Website and app data records
==============================

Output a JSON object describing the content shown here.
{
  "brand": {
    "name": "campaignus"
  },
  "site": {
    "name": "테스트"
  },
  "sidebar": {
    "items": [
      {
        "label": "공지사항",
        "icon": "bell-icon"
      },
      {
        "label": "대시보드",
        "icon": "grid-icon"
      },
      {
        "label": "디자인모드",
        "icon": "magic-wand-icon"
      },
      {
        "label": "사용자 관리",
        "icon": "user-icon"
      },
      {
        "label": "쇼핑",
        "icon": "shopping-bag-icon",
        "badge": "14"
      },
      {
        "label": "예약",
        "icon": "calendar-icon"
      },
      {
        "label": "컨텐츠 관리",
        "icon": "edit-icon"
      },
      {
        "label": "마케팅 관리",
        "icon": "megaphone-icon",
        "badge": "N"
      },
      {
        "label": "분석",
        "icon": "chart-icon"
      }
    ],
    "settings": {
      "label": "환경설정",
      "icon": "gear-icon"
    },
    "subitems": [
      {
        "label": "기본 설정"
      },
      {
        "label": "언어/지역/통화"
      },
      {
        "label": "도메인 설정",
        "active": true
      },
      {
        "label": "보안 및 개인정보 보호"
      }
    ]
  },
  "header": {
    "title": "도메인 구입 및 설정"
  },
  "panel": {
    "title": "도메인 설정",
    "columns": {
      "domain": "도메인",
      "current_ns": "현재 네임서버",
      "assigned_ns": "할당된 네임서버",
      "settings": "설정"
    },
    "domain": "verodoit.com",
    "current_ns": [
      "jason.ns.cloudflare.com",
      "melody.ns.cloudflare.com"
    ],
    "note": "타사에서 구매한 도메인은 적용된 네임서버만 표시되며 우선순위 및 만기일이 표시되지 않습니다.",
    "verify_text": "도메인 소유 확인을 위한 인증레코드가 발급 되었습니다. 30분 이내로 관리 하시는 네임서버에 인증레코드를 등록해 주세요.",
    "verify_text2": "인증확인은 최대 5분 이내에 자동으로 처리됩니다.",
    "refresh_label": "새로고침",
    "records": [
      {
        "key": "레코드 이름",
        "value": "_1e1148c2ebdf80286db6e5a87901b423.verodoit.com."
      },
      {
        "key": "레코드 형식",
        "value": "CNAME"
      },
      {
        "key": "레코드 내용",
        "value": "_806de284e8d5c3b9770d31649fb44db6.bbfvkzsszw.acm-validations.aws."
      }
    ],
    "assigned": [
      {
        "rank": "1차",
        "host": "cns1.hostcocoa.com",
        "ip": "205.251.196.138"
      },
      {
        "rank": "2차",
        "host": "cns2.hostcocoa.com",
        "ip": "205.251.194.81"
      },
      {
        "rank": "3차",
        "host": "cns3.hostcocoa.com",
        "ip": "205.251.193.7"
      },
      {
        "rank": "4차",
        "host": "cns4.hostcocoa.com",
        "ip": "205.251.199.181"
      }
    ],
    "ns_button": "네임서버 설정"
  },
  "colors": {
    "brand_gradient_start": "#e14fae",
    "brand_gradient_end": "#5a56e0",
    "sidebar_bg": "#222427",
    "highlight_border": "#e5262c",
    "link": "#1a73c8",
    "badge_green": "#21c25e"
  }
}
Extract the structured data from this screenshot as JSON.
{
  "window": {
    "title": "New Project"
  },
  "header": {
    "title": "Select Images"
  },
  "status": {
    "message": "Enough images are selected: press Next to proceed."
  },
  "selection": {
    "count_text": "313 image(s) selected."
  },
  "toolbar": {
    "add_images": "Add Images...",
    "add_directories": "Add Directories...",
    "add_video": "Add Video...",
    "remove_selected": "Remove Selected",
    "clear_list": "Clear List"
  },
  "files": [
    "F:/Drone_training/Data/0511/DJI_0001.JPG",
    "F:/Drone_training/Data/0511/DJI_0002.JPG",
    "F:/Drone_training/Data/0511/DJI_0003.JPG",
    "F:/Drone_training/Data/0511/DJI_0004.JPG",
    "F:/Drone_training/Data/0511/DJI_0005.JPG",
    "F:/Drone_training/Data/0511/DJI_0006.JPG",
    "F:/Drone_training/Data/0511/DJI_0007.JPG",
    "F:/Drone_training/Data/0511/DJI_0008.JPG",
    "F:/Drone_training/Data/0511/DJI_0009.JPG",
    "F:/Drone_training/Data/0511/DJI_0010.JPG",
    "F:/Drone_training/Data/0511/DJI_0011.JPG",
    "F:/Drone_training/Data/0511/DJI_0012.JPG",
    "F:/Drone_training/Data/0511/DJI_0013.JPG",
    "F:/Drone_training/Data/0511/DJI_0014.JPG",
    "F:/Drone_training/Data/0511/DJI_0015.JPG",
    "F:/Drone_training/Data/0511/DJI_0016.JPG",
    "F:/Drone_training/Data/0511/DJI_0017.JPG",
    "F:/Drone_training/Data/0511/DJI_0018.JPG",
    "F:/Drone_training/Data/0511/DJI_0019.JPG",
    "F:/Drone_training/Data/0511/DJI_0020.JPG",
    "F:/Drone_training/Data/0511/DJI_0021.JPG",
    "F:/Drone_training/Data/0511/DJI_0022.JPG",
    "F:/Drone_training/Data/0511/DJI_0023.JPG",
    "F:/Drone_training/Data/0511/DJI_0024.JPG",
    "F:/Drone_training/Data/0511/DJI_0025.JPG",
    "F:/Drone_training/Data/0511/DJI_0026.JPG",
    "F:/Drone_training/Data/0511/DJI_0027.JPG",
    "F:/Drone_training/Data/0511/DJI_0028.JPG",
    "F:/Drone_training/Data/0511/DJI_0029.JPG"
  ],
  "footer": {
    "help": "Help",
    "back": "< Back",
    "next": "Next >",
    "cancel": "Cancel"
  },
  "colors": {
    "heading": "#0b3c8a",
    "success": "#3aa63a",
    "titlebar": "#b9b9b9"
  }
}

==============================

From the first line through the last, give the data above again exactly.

Output a JSON object describing the content shown here.
{
  "brand": {
    "name": "campaignus"
  },
  "site": {
    "name": "테스트"
  },
  "sidebar": {
    "items": [
      {
        "label": "공지사항",
        "icon": "bell-icon"
      },
      {
        "label": "대시보드",
        "icon": "grid-icon"
      },
      {
        "label": "디자인모드",
        "icon": "magic-wand-icon"
      },
      {
        "label": "사용자 관리",
        "icon": "user-icon"
      },
      {
        "label": "쇼핑",
        "icon": "shopping-bag-icon",
        "badge": "14"
      },
      {
        "label": "예약",
        "icon": "calendar-icon"
      },
      {
        "label": "컨텐츠 관리",
        "icon": "edit-icon"
      },
      {
        "label": "마케팅 관리",
        "icon": "megaphone-icon",
        "badge": "N"
      },
      {
        "label": "분석",
        "icon": "chart-icon"
      }
    ],
    "settings": {
      "label": "환경설정",
      "icon": "gear-icon"
    },
    "subitems": [
      {
        "label": "기본 설정"
      },
      {
        "label": "언어/지역/통화"
      },
      {
        "label": "도메인 설정",
        "active": true
      },
      {
        "label": "보안 및 개인정보 보호"
      }
    ]
  },
  "header": {
    "title": "도메인 구입 및 설정"
  },
  "panel": {
    "title": "도메인 설정",
    "columns": {
      "domain": "도메인",
      "current_ns": "현재 네임서버",
      "assigned_ns": "할당된 네임서버",
      "settings": "설정"
    },
    "domain": "verodoit.com",
    "current_ns": [
      "jason.ns.cloudflare.com",
      "melody.ns.cloudflare.com"
    ],
    "note": "타사에서 구매한 도메인은 적용된 네임서버만 표시되며 우선순위 및 만기일이 표시되지 않습니다.",
    "verify_text": "도메인 소유 확인을 위한 인증레코드가 발급 되었습니다. 30분 이내로 관리 하시는 네임서버에 인증레코드를 등록해 주세요.",
    "verify_text2": "인증확인은 최대 5분 이내에 자동으로 처리됩니다.",
    "refresh_label": "새로고침",
    "records": [
      {
        "key": "레코드 이름",
        "value": "_1e1148c2ebdf80286db6e5a87901b423.verodoit.com."
      },
      {
        "key": "레코드 형식",
        "value": "CNAME"
      },
      {
        "key": "레코드 내용",
        "value": "_806de284e8d5c3b9770d31649fb44db6.bbfvkzsszw.acm-validations.aws."
      }
    ],
    "assigned": [
      {
        "rank": "1차",
        "host": "cns1.hostcocoa.com",
        "ip": "205.251.196.138"
      },
      {
        "rank": "2차",
        "host": "cns2.hostcocoa.com",
        "ip": "205.251.194.81"
      },
      {
        "rank": "3차",
        "host": "cns3.hostcocoa.com",
        "ip": "205.251.193.7"
      },
      {
        "rank": "4차",
        "host": "cns4.hostcocoa.com",
        "ip": "205.251.199.181"
      }
    ],
    "ns_button": "네임서버 설정"
  },
  "colors": {
    "brand_gradient_start": "#e14fae",
    "brand_gradient_end": "#5a56e0",
    "sidebar_bg": "#222427",
    "highlight_border": "#e5262c",
    "link": "#1a73c8",
    "badge_green": "#21c25e"
  }
}
Extract the structured data from this screenshot as JSON.
{
  "window": {
    "title": "New Project"
  },
  "header": {
    "title": "Select Images"
  },
  "status": {
    "message": "Enough images are selected: press Next to proceed."
  },
  "selection": {
    "count_text": "313 image(s) selected."
  },
  "toolbar": {
    "add_images": "Add Images...",
    "add_directories": "Add Directories...",
    "add_video": "Add Video...",
    "remove_selected": "Remove Selected",
    "clear_list": "Clear List"
  },
  "files": [
    "F:/Drone_training/Data/0511/DJI_0001.JPG",
    "F:/Drone_training/Data/0511/DJI_0002.JPG",
    "F:/Drone_training/Data/0511/DJI_0003.JPG",
    "F:/Drone_training/Data/0511/DJI_0004.JPG",
    "F:/Drone_training/Data/0511/DJI_0005.JPG",
    "F:/Drone_training/Data/0511/DJI_0006.JPG",
    "F:/Drone_training/Data/0511/DJI_0007.JPG",
    "F:/Drone_training/Data/0511/DJI_0008.JPG",
    "F:/Drone_training/Data/0511/DJI_0009.JPG",
    "F:/Drone_training/Data/0511/DJI_0010.JPG",
    "F:/Drone_training/Data/0511/DJI_0011.JPG",
    "F:/Drone_training/Data/0511/DJI_0012.JPG",
    "F:/Drone_training/Data/0511/DJI_0013.JPG",
    "F:/Drone_training/Data/0511/DJI_0014.JPG",
    "F:/Drone_training/Data/0511/DJI_0015.JPG",
    "F:/Drone_training/Data/0511/DJI_0016.JPG",
    "F:/Drone_training/Data/0511/DJI_0017.JPG",
    "F:/Drone_training/Data/0511/DJI_0018.JPG",
    "F:/Drone_training/Data/0511/DJI_0019.JPG",
    "F:/Drone_training/Data/0511/DJI_0020.JPG",
    "F:/Drone_training/Data/0511/DJI_0021.JPG",
    "F:/Drone_training/Data/0511/DJI_0022.JPG",
    "F:/Drone_training/Data/0511/DJI_0023.JPG",
    "F:/Drone_training/Data/0511/DJI_0024.JPG",
    "F:/Drone_training/Data/0511/DJI_0025.JPG",
    "F:/Drone_training/Data/0511/DJI_0026.JPG",
    "F:/Drone_training/Data/0511/DJI_0027.JPG",
    "F:/Drone_training/Data/0511/DJI_0028.JPG",
    "F:/Drone_training/Data/0511/DJI_0029.JPG"
  ],
  "footer": {
    "help": "Help",
    "back": "< Back",
    "next": "Next >",
    "cancel": "Cancel"
  },
  "colors": {
    "heading": "#0b3c8a",
    "success": "#3aa63a",
    "titlebar": "#b9b9b9"
  }
}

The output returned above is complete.